*** Raw data

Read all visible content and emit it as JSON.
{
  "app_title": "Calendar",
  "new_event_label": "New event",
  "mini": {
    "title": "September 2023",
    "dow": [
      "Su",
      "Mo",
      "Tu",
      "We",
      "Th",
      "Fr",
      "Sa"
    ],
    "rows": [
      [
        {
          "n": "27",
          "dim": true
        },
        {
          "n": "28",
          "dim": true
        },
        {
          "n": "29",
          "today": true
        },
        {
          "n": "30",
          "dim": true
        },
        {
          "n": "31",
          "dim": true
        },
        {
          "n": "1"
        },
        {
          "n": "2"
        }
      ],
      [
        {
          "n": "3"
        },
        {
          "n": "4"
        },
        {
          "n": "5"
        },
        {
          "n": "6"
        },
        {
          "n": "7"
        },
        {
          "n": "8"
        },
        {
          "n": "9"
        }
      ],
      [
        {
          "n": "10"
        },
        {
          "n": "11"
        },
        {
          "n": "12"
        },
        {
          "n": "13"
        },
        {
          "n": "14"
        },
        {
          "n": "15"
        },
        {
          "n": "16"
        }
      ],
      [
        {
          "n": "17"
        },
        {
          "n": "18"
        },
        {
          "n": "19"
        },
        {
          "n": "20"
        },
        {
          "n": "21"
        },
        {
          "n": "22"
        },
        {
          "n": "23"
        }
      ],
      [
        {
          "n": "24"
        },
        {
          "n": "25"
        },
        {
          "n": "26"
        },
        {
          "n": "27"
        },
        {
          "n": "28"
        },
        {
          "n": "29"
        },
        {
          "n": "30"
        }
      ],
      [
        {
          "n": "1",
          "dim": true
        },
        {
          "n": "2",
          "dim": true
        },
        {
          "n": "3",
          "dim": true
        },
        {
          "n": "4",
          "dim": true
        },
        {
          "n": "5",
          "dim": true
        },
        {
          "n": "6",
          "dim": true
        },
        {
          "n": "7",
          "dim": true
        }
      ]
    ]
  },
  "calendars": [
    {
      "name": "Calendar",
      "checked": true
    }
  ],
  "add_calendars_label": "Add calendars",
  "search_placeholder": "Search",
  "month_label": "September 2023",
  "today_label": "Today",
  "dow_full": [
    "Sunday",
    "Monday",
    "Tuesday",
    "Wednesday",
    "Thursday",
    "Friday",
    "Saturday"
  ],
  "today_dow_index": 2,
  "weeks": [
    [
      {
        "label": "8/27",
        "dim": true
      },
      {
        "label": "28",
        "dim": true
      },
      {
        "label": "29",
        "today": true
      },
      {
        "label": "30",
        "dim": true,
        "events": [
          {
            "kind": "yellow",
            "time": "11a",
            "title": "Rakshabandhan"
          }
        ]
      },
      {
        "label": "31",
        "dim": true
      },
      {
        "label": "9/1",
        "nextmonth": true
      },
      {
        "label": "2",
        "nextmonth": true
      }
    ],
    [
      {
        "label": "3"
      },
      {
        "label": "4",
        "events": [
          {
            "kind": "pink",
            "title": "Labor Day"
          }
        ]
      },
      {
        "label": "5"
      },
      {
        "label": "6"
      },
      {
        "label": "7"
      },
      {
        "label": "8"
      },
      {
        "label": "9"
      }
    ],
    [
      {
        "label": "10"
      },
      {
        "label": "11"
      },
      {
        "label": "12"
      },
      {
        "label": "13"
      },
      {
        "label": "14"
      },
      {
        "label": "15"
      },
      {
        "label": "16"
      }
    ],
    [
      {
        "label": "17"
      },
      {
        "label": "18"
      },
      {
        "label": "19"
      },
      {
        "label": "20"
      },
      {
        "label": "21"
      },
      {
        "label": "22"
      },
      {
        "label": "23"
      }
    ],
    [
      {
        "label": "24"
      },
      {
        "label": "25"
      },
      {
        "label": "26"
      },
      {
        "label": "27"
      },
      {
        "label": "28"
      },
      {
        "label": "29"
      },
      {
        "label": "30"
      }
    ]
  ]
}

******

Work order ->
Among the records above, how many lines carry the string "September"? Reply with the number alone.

Exercise result ->
2